Required action.
In the entries that follow, which lines hold the string "true"? List them.

Record extracts.
==================================================

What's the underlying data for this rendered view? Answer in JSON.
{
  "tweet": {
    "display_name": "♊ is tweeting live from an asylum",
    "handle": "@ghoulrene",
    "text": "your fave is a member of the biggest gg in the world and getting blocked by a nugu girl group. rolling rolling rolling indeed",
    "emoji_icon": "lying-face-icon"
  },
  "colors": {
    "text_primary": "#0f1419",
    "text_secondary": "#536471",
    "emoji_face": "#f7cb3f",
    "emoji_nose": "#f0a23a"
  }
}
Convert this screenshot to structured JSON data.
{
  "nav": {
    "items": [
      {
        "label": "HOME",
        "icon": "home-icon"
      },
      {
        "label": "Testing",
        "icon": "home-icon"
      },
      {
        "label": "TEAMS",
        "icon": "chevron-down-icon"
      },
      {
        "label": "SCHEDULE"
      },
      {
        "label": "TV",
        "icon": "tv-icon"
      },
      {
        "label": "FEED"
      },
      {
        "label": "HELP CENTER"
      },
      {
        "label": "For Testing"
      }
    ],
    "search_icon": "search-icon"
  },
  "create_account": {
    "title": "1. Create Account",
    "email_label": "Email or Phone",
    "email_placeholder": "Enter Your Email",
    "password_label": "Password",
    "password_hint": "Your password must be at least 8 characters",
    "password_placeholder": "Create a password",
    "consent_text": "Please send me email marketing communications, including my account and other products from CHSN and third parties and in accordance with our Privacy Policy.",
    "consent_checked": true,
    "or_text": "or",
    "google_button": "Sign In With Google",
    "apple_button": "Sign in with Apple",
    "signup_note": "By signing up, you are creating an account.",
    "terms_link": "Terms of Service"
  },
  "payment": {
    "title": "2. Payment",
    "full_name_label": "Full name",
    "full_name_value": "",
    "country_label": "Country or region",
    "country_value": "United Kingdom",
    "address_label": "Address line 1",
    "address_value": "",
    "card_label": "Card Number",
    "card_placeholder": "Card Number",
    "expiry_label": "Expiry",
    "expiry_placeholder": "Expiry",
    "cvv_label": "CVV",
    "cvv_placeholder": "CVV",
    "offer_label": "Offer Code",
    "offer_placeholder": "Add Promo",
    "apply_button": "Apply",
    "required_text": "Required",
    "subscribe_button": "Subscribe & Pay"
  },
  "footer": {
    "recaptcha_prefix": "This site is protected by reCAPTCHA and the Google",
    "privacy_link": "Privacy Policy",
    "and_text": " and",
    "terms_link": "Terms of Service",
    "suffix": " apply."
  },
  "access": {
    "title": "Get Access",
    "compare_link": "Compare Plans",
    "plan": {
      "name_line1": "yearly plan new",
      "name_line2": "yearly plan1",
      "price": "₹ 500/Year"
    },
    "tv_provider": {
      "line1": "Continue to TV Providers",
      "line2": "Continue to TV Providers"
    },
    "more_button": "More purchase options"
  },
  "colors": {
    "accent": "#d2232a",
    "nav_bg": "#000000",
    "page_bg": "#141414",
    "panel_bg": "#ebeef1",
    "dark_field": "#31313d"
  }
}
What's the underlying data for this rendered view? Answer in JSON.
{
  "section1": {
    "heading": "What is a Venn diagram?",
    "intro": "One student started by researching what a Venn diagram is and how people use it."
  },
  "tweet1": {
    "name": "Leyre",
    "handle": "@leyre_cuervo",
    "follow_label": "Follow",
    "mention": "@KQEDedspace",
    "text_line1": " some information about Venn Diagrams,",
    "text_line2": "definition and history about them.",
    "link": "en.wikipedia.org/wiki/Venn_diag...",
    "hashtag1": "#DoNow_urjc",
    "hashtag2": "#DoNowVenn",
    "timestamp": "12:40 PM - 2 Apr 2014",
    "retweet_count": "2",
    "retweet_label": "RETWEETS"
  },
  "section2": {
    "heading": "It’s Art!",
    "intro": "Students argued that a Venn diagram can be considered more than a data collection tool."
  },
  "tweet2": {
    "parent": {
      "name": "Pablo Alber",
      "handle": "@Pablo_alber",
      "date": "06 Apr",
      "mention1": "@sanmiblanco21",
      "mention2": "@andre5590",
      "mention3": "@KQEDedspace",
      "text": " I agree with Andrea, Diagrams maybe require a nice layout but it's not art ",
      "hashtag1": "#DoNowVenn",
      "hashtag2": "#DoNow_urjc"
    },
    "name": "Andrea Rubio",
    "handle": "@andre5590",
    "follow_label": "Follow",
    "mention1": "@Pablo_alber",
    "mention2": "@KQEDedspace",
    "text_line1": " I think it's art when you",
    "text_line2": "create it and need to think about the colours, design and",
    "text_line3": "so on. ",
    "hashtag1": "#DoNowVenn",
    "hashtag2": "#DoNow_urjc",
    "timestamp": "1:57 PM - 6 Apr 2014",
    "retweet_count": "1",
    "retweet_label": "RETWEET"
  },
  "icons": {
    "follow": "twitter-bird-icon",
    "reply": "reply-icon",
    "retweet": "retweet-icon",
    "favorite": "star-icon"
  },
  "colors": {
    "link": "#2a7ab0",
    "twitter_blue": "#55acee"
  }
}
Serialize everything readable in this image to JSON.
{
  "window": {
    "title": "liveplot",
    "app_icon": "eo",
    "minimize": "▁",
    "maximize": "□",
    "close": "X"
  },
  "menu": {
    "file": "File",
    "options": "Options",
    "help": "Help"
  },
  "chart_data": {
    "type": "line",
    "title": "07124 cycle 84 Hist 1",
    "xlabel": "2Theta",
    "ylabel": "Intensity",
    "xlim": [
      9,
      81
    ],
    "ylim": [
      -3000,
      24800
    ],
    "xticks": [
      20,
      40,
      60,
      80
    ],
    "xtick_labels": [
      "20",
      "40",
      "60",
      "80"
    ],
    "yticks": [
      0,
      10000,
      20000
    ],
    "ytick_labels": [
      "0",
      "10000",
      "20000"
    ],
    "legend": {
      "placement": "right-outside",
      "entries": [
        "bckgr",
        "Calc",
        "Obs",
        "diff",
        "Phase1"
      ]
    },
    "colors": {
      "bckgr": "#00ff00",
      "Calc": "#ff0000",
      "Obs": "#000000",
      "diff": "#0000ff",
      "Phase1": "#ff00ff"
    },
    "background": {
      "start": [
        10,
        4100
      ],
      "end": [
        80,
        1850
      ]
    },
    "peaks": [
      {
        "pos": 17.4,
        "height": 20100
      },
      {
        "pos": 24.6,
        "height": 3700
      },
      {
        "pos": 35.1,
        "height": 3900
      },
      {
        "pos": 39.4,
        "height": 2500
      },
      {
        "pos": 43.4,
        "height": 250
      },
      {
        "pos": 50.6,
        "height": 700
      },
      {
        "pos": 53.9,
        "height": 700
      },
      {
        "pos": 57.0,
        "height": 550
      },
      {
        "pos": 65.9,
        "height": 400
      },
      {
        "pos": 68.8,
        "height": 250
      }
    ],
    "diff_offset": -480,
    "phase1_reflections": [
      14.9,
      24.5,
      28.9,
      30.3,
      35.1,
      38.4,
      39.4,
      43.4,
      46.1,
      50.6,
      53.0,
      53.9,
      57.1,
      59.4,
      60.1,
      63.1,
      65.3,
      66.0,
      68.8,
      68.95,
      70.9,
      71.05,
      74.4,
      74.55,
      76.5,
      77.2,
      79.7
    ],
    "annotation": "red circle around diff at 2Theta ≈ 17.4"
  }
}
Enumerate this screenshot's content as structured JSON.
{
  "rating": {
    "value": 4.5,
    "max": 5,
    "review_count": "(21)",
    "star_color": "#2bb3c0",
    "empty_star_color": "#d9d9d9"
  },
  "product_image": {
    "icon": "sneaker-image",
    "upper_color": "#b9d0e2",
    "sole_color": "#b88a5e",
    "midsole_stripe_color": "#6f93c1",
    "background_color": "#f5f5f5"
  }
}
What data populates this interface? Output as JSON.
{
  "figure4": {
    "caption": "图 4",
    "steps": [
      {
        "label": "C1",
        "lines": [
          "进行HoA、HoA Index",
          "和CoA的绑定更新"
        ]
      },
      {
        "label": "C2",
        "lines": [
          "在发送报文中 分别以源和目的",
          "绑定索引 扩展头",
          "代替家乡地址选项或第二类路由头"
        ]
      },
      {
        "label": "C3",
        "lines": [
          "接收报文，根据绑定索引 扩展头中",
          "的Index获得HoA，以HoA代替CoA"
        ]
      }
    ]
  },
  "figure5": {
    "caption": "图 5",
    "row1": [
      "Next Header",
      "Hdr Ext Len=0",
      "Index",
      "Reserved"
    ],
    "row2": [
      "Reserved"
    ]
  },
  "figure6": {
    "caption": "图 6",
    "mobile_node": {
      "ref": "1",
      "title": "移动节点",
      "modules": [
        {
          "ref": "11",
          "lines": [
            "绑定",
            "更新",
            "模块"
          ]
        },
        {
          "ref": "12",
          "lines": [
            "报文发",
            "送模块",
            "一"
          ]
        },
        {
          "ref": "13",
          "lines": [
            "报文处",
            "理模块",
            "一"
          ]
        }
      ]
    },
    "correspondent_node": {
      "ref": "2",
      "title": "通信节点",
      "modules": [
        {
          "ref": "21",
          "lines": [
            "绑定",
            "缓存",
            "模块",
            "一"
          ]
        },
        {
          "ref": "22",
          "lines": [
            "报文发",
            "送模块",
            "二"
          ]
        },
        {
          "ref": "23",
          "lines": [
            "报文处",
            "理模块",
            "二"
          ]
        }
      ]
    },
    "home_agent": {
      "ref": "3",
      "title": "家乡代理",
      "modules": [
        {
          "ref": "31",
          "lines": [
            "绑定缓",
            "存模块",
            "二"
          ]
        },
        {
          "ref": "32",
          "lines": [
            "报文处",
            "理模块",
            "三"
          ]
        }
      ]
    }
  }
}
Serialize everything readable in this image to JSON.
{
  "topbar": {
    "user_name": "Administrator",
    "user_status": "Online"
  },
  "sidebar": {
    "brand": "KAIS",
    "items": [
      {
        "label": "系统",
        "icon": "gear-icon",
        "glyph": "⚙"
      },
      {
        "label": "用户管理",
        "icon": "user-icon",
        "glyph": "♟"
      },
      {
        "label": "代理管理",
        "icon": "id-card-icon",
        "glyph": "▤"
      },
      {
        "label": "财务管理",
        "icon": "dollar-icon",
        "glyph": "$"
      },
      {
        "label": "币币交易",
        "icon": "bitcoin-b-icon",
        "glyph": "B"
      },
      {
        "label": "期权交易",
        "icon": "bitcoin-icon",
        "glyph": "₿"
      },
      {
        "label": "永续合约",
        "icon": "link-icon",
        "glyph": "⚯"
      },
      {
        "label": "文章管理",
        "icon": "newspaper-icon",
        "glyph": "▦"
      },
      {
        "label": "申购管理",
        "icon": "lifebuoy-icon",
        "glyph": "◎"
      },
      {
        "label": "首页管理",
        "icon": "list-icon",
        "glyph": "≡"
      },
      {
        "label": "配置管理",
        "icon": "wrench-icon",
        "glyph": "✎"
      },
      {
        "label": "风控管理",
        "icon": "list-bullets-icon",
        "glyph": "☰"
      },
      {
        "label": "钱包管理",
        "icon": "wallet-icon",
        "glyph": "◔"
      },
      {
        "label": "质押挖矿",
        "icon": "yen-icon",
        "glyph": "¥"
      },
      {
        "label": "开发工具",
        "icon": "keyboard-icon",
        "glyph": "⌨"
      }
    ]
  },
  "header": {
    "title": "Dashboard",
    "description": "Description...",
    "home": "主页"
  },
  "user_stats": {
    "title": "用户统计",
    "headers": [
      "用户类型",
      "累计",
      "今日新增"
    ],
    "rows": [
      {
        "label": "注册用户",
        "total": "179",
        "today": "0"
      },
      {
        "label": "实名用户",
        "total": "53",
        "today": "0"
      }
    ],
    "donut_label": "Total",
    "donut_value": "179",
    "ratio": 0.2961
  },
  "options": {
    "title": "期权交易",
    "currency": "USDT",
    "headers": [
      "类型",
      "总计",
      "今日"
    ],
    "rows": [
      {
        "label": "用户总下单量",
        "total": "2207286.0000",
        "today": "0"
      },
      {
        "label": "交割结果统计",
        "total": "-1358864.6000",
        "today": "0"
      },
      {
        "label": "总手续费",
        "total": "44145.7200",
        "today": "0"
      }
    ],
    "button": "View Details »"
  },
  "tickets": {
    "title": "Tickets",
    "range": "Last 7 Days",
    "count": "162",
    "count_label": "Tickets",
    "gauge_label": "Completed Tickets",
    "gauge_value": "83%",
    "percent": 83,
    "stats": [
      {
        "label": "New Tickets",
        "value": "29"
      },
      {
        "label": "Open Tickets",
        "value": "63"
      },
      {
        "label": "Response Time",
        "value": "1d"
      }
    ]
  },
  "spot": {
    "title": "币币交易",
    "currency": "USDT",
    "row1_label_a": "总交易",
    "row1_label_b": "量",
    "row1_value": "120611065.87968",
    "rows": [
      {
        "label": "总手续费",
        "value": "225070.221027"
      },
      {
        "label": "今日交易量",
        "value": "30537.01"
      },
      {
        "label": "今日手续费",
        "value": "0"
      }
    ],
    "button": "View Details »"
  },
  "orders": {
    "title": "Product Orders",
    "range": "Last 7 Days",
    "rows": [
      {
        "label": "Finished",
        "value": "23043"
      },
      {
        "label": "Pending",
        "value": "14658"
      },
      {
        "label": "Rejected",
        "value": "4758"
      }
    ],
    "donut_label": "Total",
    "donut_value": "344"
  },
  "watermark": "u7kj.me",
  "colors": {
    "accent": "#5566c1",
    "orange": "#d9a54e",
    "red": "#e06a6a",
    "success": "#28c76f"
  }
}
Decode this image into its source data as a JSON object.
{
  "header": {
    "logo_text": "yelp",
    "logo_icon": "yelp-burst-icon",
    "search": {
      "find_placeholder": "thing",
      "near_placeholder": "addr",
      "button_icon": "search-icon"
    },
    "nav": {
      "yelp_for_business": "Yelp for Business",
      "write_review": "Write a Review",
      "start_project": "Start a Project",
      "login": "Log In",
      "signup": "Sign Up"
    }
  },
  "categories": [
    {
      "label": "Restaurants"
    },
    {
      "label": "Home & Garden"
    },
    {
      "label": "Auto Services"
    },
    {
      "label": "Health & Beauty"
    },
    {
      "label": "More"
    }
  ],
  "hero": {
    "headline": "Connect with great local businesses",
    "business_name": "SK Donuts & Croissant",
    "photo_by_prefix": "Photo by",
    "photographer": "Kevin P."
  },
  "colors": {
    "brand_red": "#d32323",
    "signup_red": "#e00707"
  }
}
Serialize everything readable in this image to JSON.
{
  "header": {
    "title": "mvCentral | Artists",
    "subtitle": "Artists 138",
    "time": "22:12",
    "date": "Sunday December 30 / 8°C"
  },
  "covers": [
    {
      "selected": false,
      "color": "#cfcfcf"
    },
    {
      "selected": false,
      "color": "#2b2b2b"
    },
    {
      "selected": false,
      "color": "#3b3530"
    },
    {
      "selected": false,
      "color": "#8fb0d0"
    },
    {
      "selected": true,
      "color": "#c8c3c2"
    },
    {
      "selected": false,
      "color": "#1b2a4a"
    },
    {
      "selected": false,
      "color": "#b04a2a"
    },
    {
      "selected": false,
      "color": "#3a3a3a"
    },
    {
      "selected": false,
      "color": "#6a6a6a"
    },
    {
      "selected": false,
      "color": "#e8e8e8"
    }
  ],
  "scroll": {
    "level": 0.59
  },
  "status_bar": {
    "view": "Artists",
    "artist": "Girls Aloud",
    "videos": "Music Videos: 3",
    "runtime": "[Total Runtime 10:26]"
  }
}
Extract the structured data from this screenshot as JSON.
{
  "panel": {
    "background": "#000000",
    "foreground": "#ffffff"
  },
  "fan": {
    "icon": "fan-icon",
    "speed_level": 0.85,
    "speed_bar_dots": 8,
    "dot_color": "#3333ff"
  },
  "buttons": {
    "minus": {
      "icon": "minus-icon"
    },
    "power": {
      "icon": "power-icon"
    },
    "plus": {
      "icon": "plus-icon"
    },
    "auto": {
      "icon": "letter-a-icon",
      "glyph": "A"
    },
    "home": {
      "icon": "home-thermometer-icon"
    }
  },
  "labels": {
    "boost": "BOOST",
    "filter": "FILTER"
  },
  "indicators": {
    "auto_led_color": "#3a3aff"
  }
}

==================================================

Exercise solution.
    "consent_checked": true,
      "selected": true,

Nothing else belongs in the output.